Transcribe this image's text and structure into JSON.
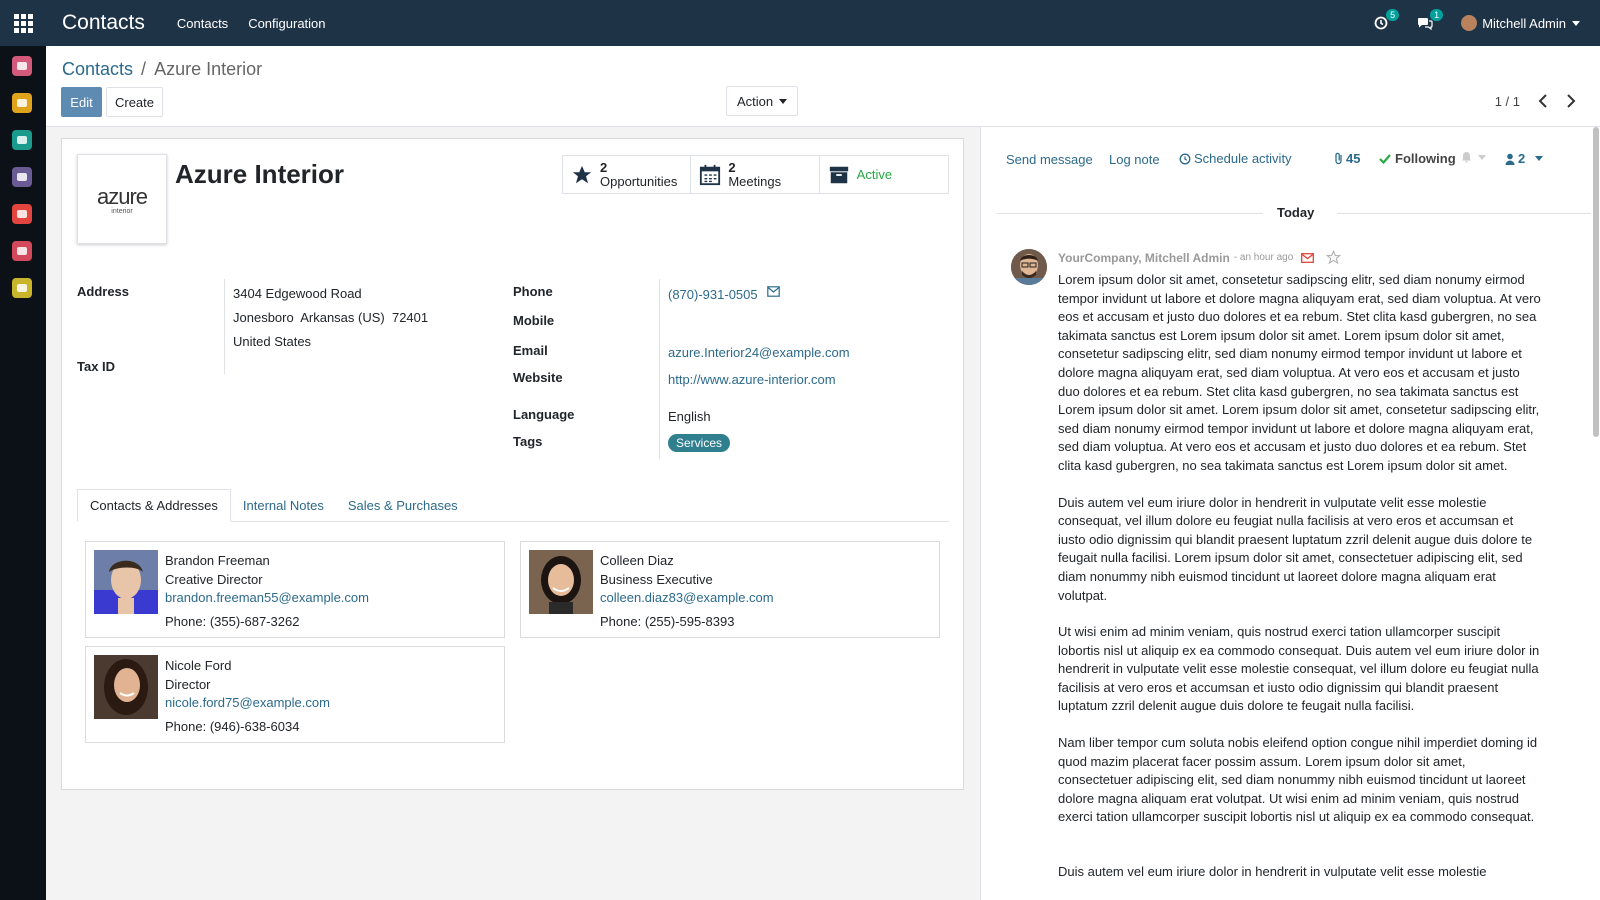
{
  "app": {
    "brand": "Contacts",
    "menu": [
      "Contacts",
      "Configuration"
    ],
    "activity_badge": "5",
    "message_badge": "1",
    "user": "Mitchell Admin"
  },
  "sidebar_apps": [
    {
      "name": "discuss",
      "color": "#d45a7b"
    },
    {
      "name": "calendar",
      "color": "#e0a31c"
    },
    {
      "name": "contacts",
      "color": "#1a9b8e"
    },
    {
      "name": "crm",
      "color": "#6a5b94"
    },
    {
      "name": "documents",
      "color": "#e2453d"
    },
    {
      "name": "employees",
      "color": "#d3495b"
    },
    {
      "name": "settings",
      "color": "#c9b52b"
    }
  ],
  "breadcrumb": {
    "parent": "Contacts",
    "separator": "/",
    "current": "Azure Interior"
  },
  "toolbar": {
    "edit": "Edit",
    "create": "Create",
    "action": "Action",
    "pager": "1 / 1"
  },
  "partner": {
    "logo_word": "azure",
    "logo_sub": "interior",
    "name": "Azure Interior",
    "smart_buttons": {
      "opportunities_count": "2",
      "opportunities_label": "Opportunities",
      "meetings_count": "2",
      "meetings_label": "Meetings",
      "active_label": "Active"
    },
    "labels": {
      "address": "Address",
      "tax_id": "Tax ID",
      "phone": "Phone",
      "mobile": "Mobile",
      "email": "Email",
      "website": "Website",
      "language": "Language",
      "tags": "Tags"
    },
    "address_line1": "3404 Edgewood Road",
    "address_line2": "Jonesboro  Arkansas (US)  72401",
    "address_line3": "United States",
    "phone": "(870)-931-0505",
    "email": "azure.Interior24@example.com",
    "website": "http://www.azure-interior.com",
    "language": "English",
    "tag": "Services"
  },
  "tabs": [
    "Contacts & Addresses",
    "Internal Notes",
    "Sales & Purchases"
  ],
  "contacts": [
    {
      "name": "Brandon Freeman",
      "title": "Creative Director",
      "email": "brandon.freeman55@example.com",
      "phone": "Phone: (355)-687-3262"
    },
    {
      "name": "Colleen Diaz",
      "title": "Business Executive",
      "email": "colleen.diaz83@example.com",
      "phone": "Phone: (255)-595-8393"
    },
    {
      "name": "Nicole Ford",
      "title": "Director",
      "email": "nicole.ford75@example.com",
      "phone": "Phone: (946)-638-6034"
    }
  ],
  "chatter": {
    "send_message": "Send message",
    "log_note": "Log note",
    "schedule_activity": "Schedule activity",
    "attachments": "45",
    "following": "Following",
    "followers": "2",
    "today": "Today",
    "author": "YourCompany, Mitchell Admin",
    "time": "- an hour ago",
    "paragraphs": [
      "Lorem ipsum dolor sit amet, consetetur sadipscing elitr, sed diam nonumy eirmod tempor invidunt ut labore et dolore magna aliquyam erat, sed diam voluptua. At vero eos et accusam et justo duo dolores et ea rebum. Stet clita kasd gubergren, no sea takimata sanctus est Lorem ipsum dolor sit amet. Lorem ipsum dolor sit amet, consetetur sadipscing elitr, sed diam nonumy eirmod tempor invidunt ut labore et dolore magna aliquyam erat, sed diam voluptua. At vero eos et accusam et justo duo dolores et ea rebum. Stet clita kasd gubergren, no sea takimata sanctus est Lorem ipsum dolor sit amet. Lorem ipsum dolor sit amet, consetetur sadipscing elitr, sed diam nonumy eirmod tempor invidunt ut labore et dolore magna aliquyam erat, sed diam voluptua. At vero eos et accusam et justo duo dolores et ea rebum. Stet clita kasd gubergren, no sea takimata sanctus est Lorem ipsum dolor sit amet.",
      "Duis autem vel eum iriure dolor in hendrerit in vulputate velit esse molestie consequat, vel illum dolore eu feugiat nulla facilisis at vero eros et accumsan et iusto odio dignissim qui blandit praesent luptatum zzril delenit augue duis dolore te feugait nulla facilisi. Lorem ipsum dolor sit amet, consectetuer adipiscing elit, sed diam nonummy nibh euismod tincidunt ut laoreet dolore magna aliquam erat volutpat.",
      "Ut wisi enim ad minim veniam, quis nostrud exerci tation ullamcorper suscipit lobortis nisl ut aliquip ex ea commodo consequat. Duis autem vel eum iriure dolor in hendrerit in vulputate velit esse molestie consequat, vel illum dolore eu feugiat nulla facilisis at vero eros et accumsan et iusto odio dignissim qui blandit praesent luptatum zzril delenit augue duis dolore te feugait nulla facilisi.",
      "Nam liber tempor cum soluta nobis eleifend option congue nihil imperdiet doming id quod mazim placerat facer possim assum. Lorem ipsum dolor sit amet, consectetuer adipiscing elit, sed diam nonummy nibh euismod tincidunt ut laoreet dolore magna aliquam erat volutpat. Ut wisi enim ad minim veniam, quis nostrud exerci tation ullamcorper suscipit lobortis nisl ut aliquip ex ea commodo consequat.",
      "Duis autem vel eum iriure dolor in hendrerit in vulputate velit esse molestie"
    ]
  },
  "colors": {
    "navbar": "#1f3347",
    "primary": "#5e8bb2",
    "link": "#2c6a8c",
    "tag": "#2f7f8f",
    "active": "#28a745"
  }
}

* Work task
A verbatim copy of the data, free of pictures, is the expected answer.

* Written answer
Transcribe this image's text and structure into JSON.
{
  "app": {
    "brand": "Contacts",
    "menu": [
      "Contacts",
      "Configuration"
    ],
    "activity_badge": "5",
    "message_badge": "1",
    "user": "Mitchell Admin"
  },
  "sidebar_apps": [
    {
      "name": "discuss",
      "color": "#d45a7b"
    },
    {
      "name": "calendar",
      "color": "#e0a31c"
    },
    {
      "name": "contacts",
      "color": "#1a9b8e"
    },
    {
      "name": "crm",
      "color": "#6a5b94"
    },
    {
      "name": "documents",
      "color": "#e2453d"
    },
    {
      "name": "employees",
      "color": "#d3495b"
    },
    {
      "name": "settings",
      "color": "#c9b52b"
    }
  ],
  "breadcrumb": {
    "parent": "Contacts",
    "separator": "/",
    "current": "Azure Interior"
  },
  "toolbar": {
    "edit": "Edit",
    "create": "Create",
    "action": "Action",
    "pager": "1 / 1"
  },
  "partner": {
    "logo_word": "azure",
    "logo_sub": "interior",
    "name": "Azure Interior",
    "smart_buttons": {
      "opportunities_count": "2",
      "opportunities_label": "Opportunities",
      "meetings_count": "2",
      "meetings_label": "Meetings",
      "active_label": "Active"
    },
    "labels": {
      "address": "Address",
      "tax_id": "Tax ID",
      "phone": "Phone",
      "mobile": "Mobile",
      "email": "Email",
      "website": "Website",
      "language": "Language",
      "tags": "Tags"
    },
    "address_line1": "3404 Edgewood Road",
    "address_line2": "Jonesboro  Arkansas (US)  72401",
    "address_line3": "United States",
    "phone": "(870)-931-0505",
    "email": "azure.Interior24@example.com",
    "website": "http://www.azure-interior.com",
    "language": "English",
    "tag": "Services"
  },
  "tabs": [
    "Contacts & Addresses",
    "Internal Notes",
    "Sales & Purchases"
  ],
  "contacts": [
    {
      "name": "Brandon Freeman",
      "title": "Creative Director",
      "email": "brandon.freeman55@example.com",
      "phone": "Phone: (355)-687-3262"
    },
    {
      "name": "Colleen Diaz",
      "title": "Business Executive",
      "email": "colleen.diaz83@example.com",
      "phone": "Phone: (255)-595-8393"
    },
    {
      "name": "Nicole Ford",
      "title": "Director",
      "email": "nicole.ford75@example.com",
      "phone": "Phone: (946)-638-6034"
    }
  ],
  "chatter": {
    "send_message": "Send message",
    "log_note": "Log note",
    "schedule_activity": "Schedule activity",
    "attachments": "45",
    "following": "Following",
    "followers": "2",
    "today": "Today",
    "author": "YourCompany, Mitchell Admin",
    "time": "- an hour ago",
    "paragraphs": [
      "Lorem ipsum dolor sit amet, consetetur sadipscing elitr, sed diam nonumy eirmod tempor invidunt ut labore et dolore magna aliquyam erat, sed diam voluptua. At vero eos et accusam et justo duo dolores et ea rebum. Stet clita kasd gubergren, no sea takimata sanctus est Lorem ipsum dolor sit amet. Lorem ipsum dolor sit amet, consetetur sadipscing elitr, sed diam nonumy eirmod tempor invidunt ut labore et dolore magna aliquyam erat, sed diam voluptua. At vero eos et accusam et justo duo dolores et ea rebum. Stet clita kasd gubergren, no sea takimata sanctus est Lorem ipsum dolor sit amet. Lorem ipsum dolor sit amet, consetetur sadipscing elitr, sed diam nonumy eirmod tempor invidunt ut labore et dolore magna aliquyam erat, sed diam voluptua. At vero eos et accusam et justo duo dolores et ea rebum. Stet clita kasd gubergren, no sea takimata sanctus est Lorem ipsum dolor sit amet.",
      "Duis autem vel eum iriure dolor in hendrerit in vulputate velit esse molestie consequat, vel illum dolore eu feugiat nulla facilisis at vero eros et accumsan et iusto odio dignissim qui blandit praesent luptatum zzril delenit augue duis dolore te feugait nulla facilisi. Lorem ipsum dolor sit amet, consectetuer adipiscing elit, sed diam nonummy nibh euismod tincidunt ut laoreet dolore magna aliquam erat volutpat.",
      "Ut wisi enim ad minim veniam, quis nostrud exerci tation ullamcorper suscipit lobortis nisl ut aliquip ex ea commodo consequat. Duis autem vel eum iriure dolor in hendrerit in vulputate velit esse molestie consequat, vel illum dolore eu feugiat nulla facilisis at vero eros et accumsan et iusto odio dignissim qui blandit praesent luptatum zzril delenit augue duis dolore te feugait nulla facilisi.",
      "Nam liber tempor cum soluta nobis eleifend option congue nihil imperdiet doming id quod mazim placerat facer possim assum. Lorem ipsum dolor sit amet, consectetuer adipiscing elit, sed diam nonummy nibh euismod tincidunt ut laoreet dolore magna aliquam erat volutpat. Ut wisi enim ad minim veniam, quis nostrud exerci tation ullamcorper suscipit lobortis nisl ut aliquip ex ea commodo consequat.",
      "Duis autem vel eum iriure dolor in hendrerit in vulputate velit esse molestie"
    ]
  },
  "colors": {
    "navbar": "#1f3347",
    "primary": "#5e8bb2",
    "link": "#2c6a8c",
    "tag": "#2f7f8f",
    "active": "#28a745"
  }
}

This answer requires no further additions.